What you will do =
Copy all entries verbatim and keep any pictures out of the copy.

Extracted records =
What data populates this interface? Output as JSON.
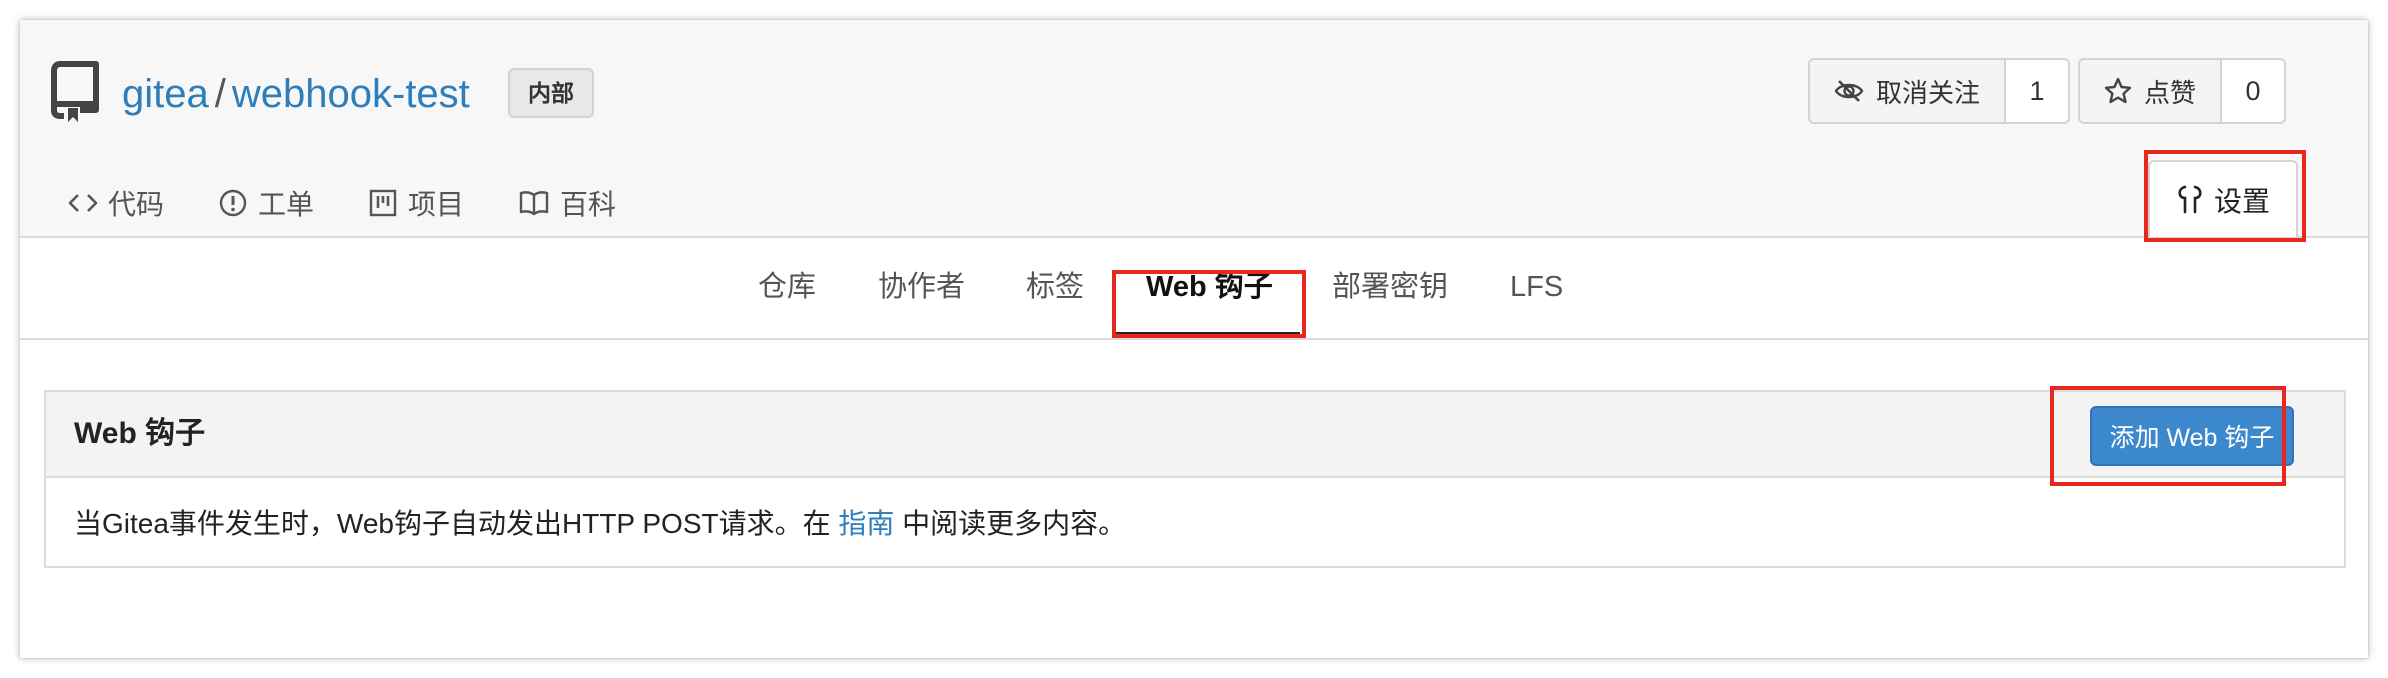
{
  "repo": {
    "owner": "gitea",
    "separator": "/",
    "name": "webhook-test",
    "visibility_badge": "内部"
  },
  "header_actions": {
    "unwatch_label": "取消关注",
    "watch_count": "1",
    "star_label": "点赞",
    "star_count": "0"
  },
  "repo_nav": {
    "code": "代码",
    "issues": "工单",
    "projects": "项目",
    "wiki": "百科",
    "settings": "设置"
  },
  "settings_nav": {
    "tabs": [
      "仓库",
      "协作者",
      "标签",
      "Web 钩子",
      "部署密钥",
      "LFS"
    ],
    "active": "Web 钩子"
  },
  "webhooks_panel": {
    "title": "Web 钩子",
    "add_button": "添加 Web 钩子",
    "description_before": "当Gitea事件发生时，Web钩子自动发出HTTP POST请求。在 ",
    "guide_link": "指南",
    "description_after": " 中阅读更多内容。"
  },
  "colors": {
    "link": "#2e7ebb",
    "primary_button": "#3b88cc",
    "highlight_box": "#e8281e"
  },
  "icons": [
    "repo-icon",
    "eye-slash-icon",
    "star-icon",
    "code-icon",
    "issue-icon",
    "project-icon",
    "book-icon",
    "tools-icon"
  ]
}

Exercise output =
What data populates this interface? Output as JSON.
{
  "repo": {
    "owner": "gitea",
    "separator": "/",
    "name": "webhook-test",
    "visibility_badge": "内部"
  },
  "header_actions": {
    "unwatch_label": "取消关注",
    "watch_count": "1",
    "star_label": "点赞",
    "star_count": "0"
  },
  "repo_nav": {
    "code": "代码",
    "issues": "工单",
    "projects": "项目",
    "wiki": "百科",
    "settings": "设置"
  },
  "settings_nav": {
    "tabs": [
      "仓库",
      "协作者",
      "标签",
      "Web 钩子",
      "部署密钥",
      "LFS"
    ],
    "active": "Web 钩子"
  },
  "webhooks_panel": {
    "title": "Web 钩子",
    "add_button": "添加 Web 钩子",
    "description_before": "当Gitea事件发生时，Web钩子自动发出HTTP POST请求。在 ",
    "guide_link": "指南",
    "description_after": " 中阅读更多内容。"
  },
  "colors": {
    "link": "#2e7ebb",
    "primary_button": "#3b88cc",
    "highlight_box": "#e8281e"
  },
  "icons": [
    "repo-icon",
    "eye-slash-icon",
    "star-icon",
    "code-icon",
    "issue-icon",
    "project-icon",
    "book-icon",
    "tools-icon"
  ]
}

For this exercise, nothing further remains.